Noel NCL & Allison WT. Connectivity of cone photoreceptor telodendria in the zebrafish retina. J Comp Neurol. 2018, 526: 609-625.

________________________________________________________________________

Yi (Fay) Zhai MD PhD is a clinical research fellow in the Department of Ophthalmology and Visual Sciences at the University of Alberta under the supervision of Dr. Ian M. MacDonald. After receiving her medical degree from Zhejiang University, she passed the medical licensing examination and became an ophthalmologist in China. In 2016, she completed her PhD in Medicine with an ophthalmic specialty at Zhejiang University.

Dr. Zhai has a strong clinical research interest in inherited eye disorders. Her previous research projects include congenital cataract, age-related macular degeneration and hereditary retinal degeneration. In Dr. MacDonald’s laboratory, Dr. Zhai focuses on the clinical research and genetic therapy of retinal degeneration (especially choroideremia).

References:

Zhai Y, Xu M, Dimopoulos IS, Birch BG, Bernstein PS, Holt J, Kirn D, Francis P, & MacDonald IM. Quantification of RPE Changes in Choroideremia Using a Photoshop-Based Method. Transl Vis Sci Technol. June 2020 9(7).

Xu M, Zhai Y, MacDonald IM. Visual Field Progression in Retinitis Pigmentosa. Invest Ophthalmol Vis Sci. 2020 Jun 3;61(6):56

Zhai Y, MacDonald IM. OCT Changes in 4-Year-Old Choroideremia Patient.  Ophthalmology. 2019 Oct;126(10):1357.

________________________________________________________________________

Sara-Gracie-861x1024Sara Gracie MSc CGC CCGC is a genetic counsellor in the Department of Ophthalmology and Visual Sciences at the Royal Alexandra Hospital. She received her undergraduate degree in Genetics from the McMaster University in 2008, and her Master of Science degree in Medical Sciences from the University of Alberta in 2011. Sara worked in clinical trials at the Cross Cancer Institute for 7.5 years before receiving her Master of Science degree in Genetic Counseling from the University of Colorado in 2020. Sara is a passionate clinical genetics professional with a strong interest in the impacts of inherited ocular disorders on individuals and their families. Her experience in clinical trials contributes to her interests in gene therapies as potential treatments for retinal diseases.
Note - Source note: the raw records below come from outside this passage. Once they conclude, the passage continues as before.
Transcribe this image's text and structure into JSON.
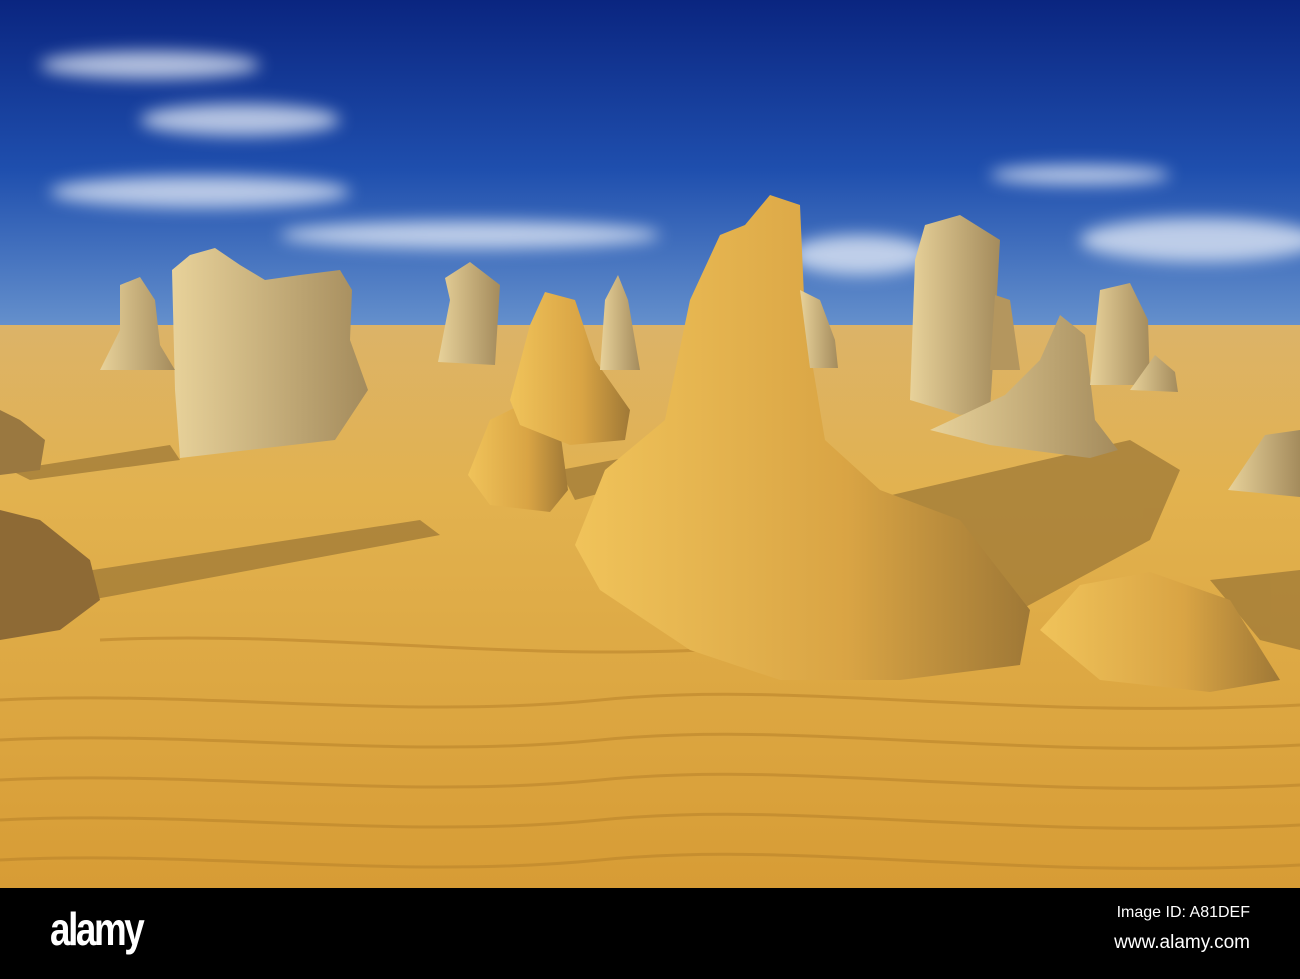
{
  "photo": {
    "sky_top": "#0b2a86",
    "sky_horizon": "#5f8fcf",
    "sand_light": "#e6b552",
    "sand_dark": "#c98f2a",
    "rock": "#d9a84a",
    "shadow": "#8d6a2c"
  },
  "footer": {
    "logo": "alamy",
    "image_id": "Image ID: A81DEF",
    "url": "www.alamy.com"
  }
}
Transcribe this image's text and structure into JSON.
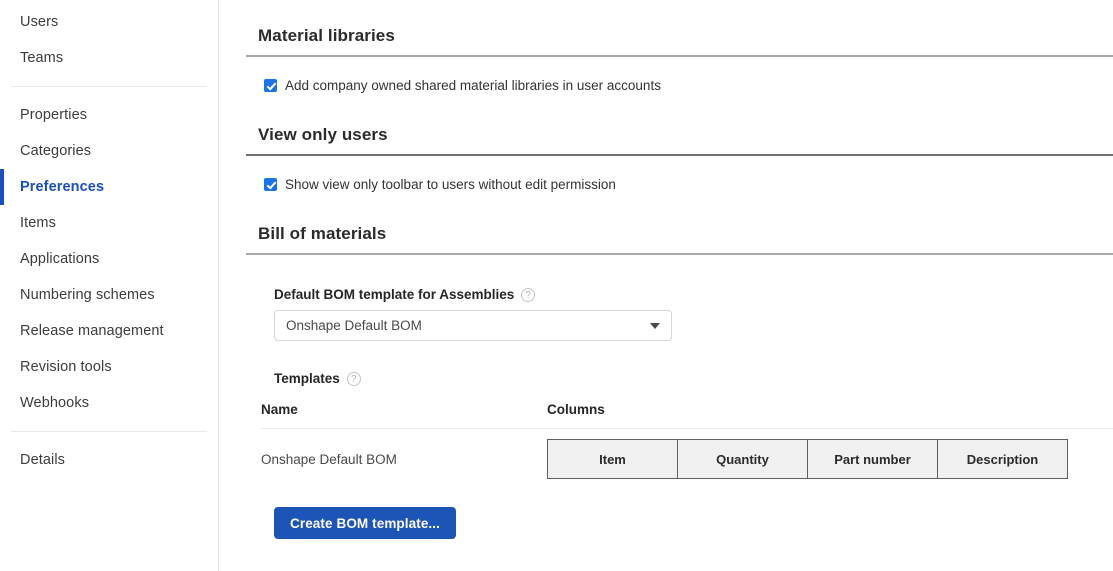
{
  "sidebar": {
    "groups": [
      {
        "items": [
          {
            "label": "Users",
            "active": false
          },
          {
            "label": "Teams",
            "active": false
          }
        ]
      },
      {
        "items": [
          {
            "label": "Properties",
            "active": false
          },
          {
            "label": "Categories",
            "active": false
          },
          {
            "label": "Preferences",
            "active": true
          },
          {
            "label": "Items",
            "active": false
          },
          {
            "label": "Applications",
            "active": false
          },
          {
            "label": "Numbering schemes",
            "active": false
          },
          {
            "label": "Release management",
            "active": false
          },
          {
            "label": "Revision tools",
            "active": false
          },
          {
            "label": "Webhooks",
            "active": false
          }
        ]
      },
      {
        "items": [
          {
            "label": "Details",
            "active": false
          }
        ]
      }
    ]
  },
  "sections": {
    "material_libraries": {
      "heading": "Material libraries",
      "checkbox": {
        "label": "Add company owned shared material libraries in user accounts",
        "checked": true
      }
    },
    "view_only_users": {
      "heading": "View only users",
      "checkbox": {
        "label": "Show view only toolbar to users without edit permission",
        "checked": true
      }
    },
    "bill_of_materials": {
      "heading": "Bill of materials",
      "default_template": {
        "label": "Default BOM template for Assemblies",
        "help_icon": "question-mark-icon",
        "selected_value": "Onshape Default BOM",
        "dropdown_icon": "chevron-down-icon"
      },
      "templates": {
        "label": "Templates",
        "help_icon": "question-mark-icon",
        "columns_headers": [
          "Name",
          "Columns"
        ],
        "rows": [
          {
            "name": "Onshape Default BOM",
            "columns": [
              "Item",
              "Quantity",
              "Part number",
              "Description"
            ]
          }
        ]
      },
      "create_button": "Create BOM template..."
    }
  },
  "colors": {
    "accent_blue": "#1a4fbf",
    "checkbox_blue": "#1a73e8",
    "button_blue": "#1c55b5",
    "rule_gray": "#a6a8ab",
    "cell_fill": "#f0f0f0"
  }
}
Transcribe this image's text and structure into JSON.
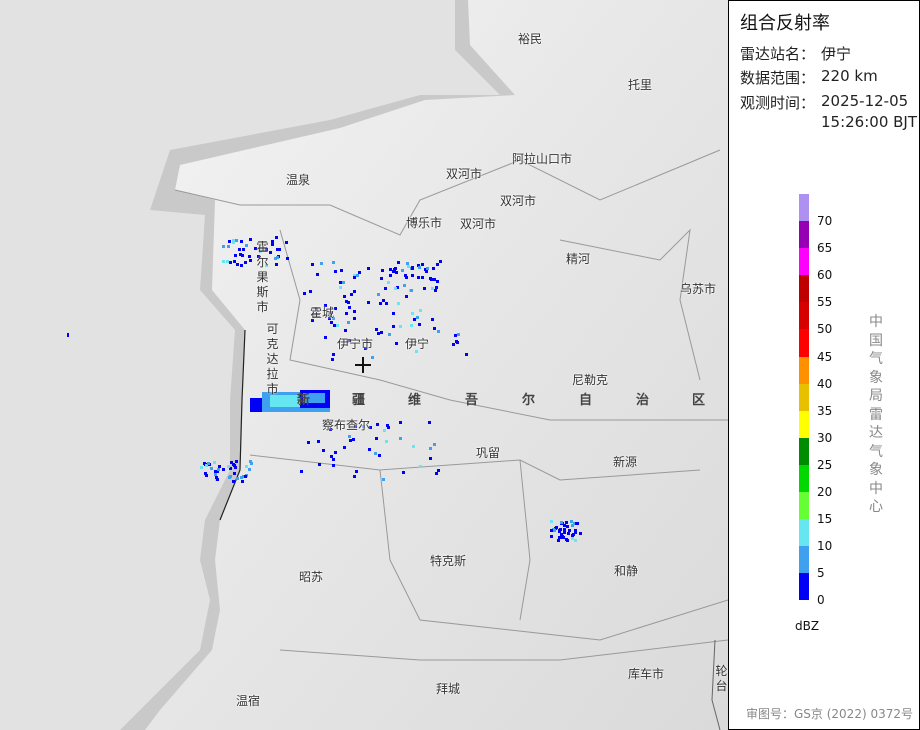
{
  "panel": {
    "title": "组合反射率",
    "station_label": "雷达站名：",
    "station": "伊宁",
    "range_label": "数据范围：",
    "range": "220 km",
    "time_label": "观测时间：",
    "date": "2025-12-05",
    "time": "15:26:00 BJT",
    "unit": "dBZ",
    "org": "中国气象局雷达气象中心",
    "approval": "审图号：GS京 (2022) 0372号"
  },
  "legend": {
    "ticks": [
      "70",
      "65",
      "60",
      "55",
      "50",
      "45",
      "40",
      "35",
      "30",
      "25",
      "20",
      "15",
      "10",
      "5",
      "0"
    ],
    "colors": [
      "#ad90f0",
      "#9600b4",
      "#ff00ff",
      "#c00000",
      "#d60000",
      "#ff0000",
      "#ff9000",
      "#e7c000",
      "#ffff00",
      "#008c00",
      "#00d800",
      "#66ff33",
      "#66e6f0",
      "#40a0f0",
      "#0000f6"
    ]
  },
  "map": {
    "cities": [
      "裕民",
      "托里",
      "温泉",
      "双河市",
      "阿拉山口市",
      "双河市",
      "博乐市",
      "双河市",
      "精河",
      "乌苏市",
      "霍城",
      "伊宁市",
      "伊宁",
      "尼勒克",
      "察布查尔",
      "巩留",
      "新源",
      "特克斯",
      "昭苏",
      "和静",
      "库车市",
      "温宿",
      "拜城"
    ],
    "vertical_cities": [
      "霍尔果斯市",
      "可克达拉市",
      "轮台"
    ],
    "region": [
      "新",
      "疆",
      "维",
      "吾",
      "尔",
      "自",
      "治",
      "区"
    ],
    "radar_site_icon": "crosshair-icon"
  }
}
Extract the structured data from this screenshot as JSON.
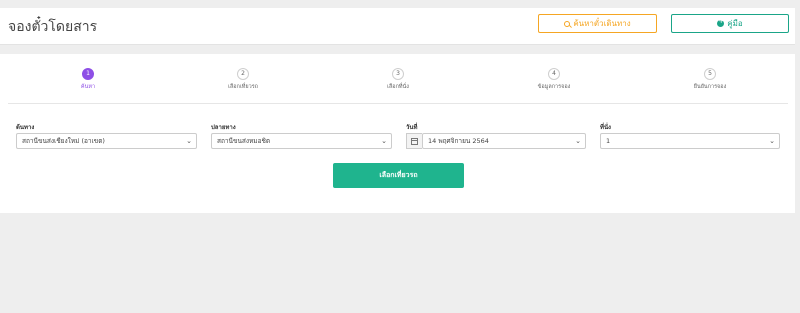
{
  "header": {
    "title": "จองตั๋วโดยสาร",
    "search_button": "ค้นหาตั๋วเดินทาง",
    "manual_button": "คู่มือ"
  },
  "steps": [
    {
      "num": "1",
      "label": "ค้นหา",
      "active": true
    },
    {
      "num": "2",
      "label": "เลือกเที่ยวรถ",
      "active": false
    },
    {
      "num": "3",
      "label": "เลือกที่นั่ง",
      "active": false
    },
    {
      "num": "4",
      "label": "ข้อมูลการจอง",
      "active": false
    },
    {
      "num": "5",
      "label": "ยืนยันการจอง",
      "active": false
    }
  ],
  "form": {
    "origin_label": "ต้นทาง",
    "origin_value": "สถานีขนส่งเชียงใหม่ (อาเขต)",
    "destination_label": "ปลายทาง",
    "destination_value": "สถานีขนส่งหมอชิต",
    "date_label": "วันที่",
    "date_value": "14 พฤศจิกายน 2564",
    "seats_label": "ที่นั่ง",
    "seats_value": "1",
    "submit_label": "เลือกเที่ยวรถ"
  },
  "colors": {
    "accent_active_step": "#8e4fe6",
    "primary_button": "#1fb48e",
    "search_button": "#f5a623"
  }
}
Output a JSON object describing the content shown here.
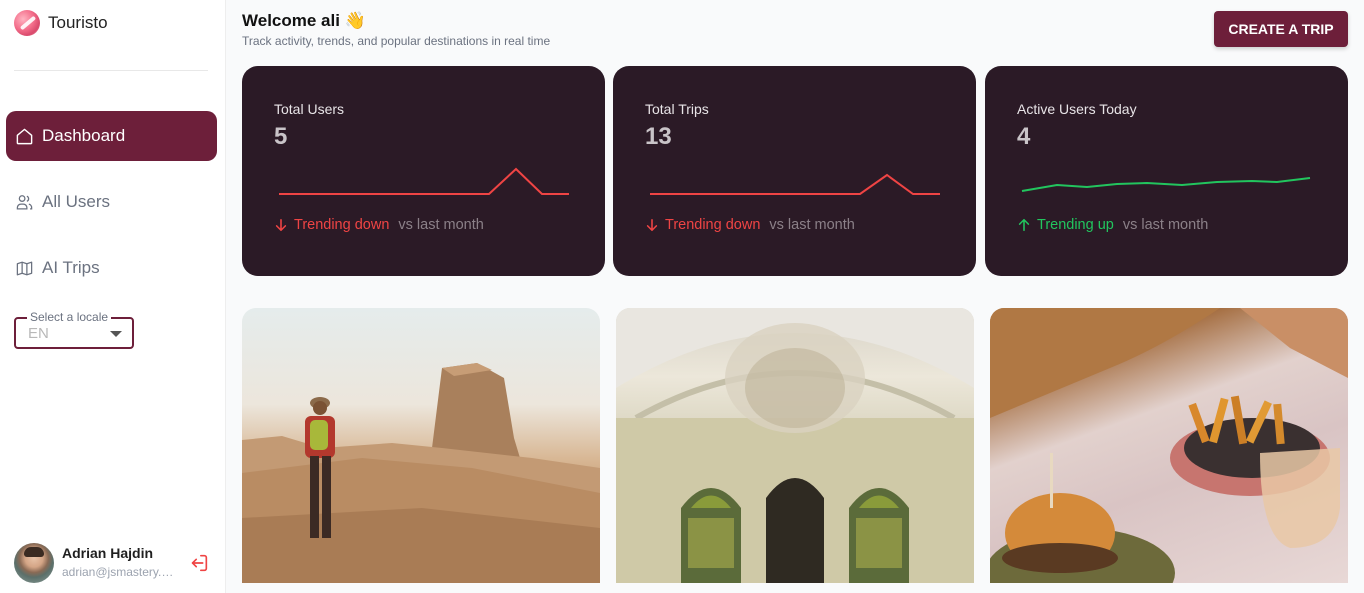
{
  "brand": {
    "name": "Touristo"
  },
  "nav": [
    {
      "label": "Dashboard",
      "icon": "home-icon",
      "active": true
    },
    {
      "label": "All Users",
      "icon": "users-icon",
      "active": false
    },
    {
      "label": "AI Trips",
      "icon": "map-icon",
      "active": false
    }
  ],
  "locale": {
    "label": "Select a locale",
    "value": "EN"
  },
  "profile": {
    "name": "Adrian Hajdin",
    "email": "adrian@jsmastery.pro"
  },
  "header": {
    "title": "Welcome ali 👋",
    "subtitle": "Track activity, trends, and popular destinations in real time",
    "create_button": "CREATE A TRIP"
  },
  "stats": [
    {
      "label": "Total Users",
      "value": "5",
      "trend_text": "Trending down",
      "trend_dir": "down",
      "vs": "vs last month"
    },
    {
      "label": "Total Trips",
      "value": "13",
      "trend_text": "Trending down",
      "trend_dir": "down",
      "vs": "vs last month"
    },
    {
      "label": "Active Users Today",
      "value": "4",
      "trend_text": "Trending up",
      "trend_dir": "up",
      "vs": "vs last month"
    }
  ],
  "colors": {
    "accent": "#6d1f3a",
    "card_bg": "#2b1a26",
    "trend_down": "#ef4444",
    "trend_up": "#22c55e"
  }
}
________________________________________________________________________

Kimberly Papp BSc (immunology and infection) is a medical student at the University of Alberta. Kim is currently working with Geoff Casey in characterizing the innate immune response of retinal pigment epithelium cells, with applications in viral-mediated gene therapy.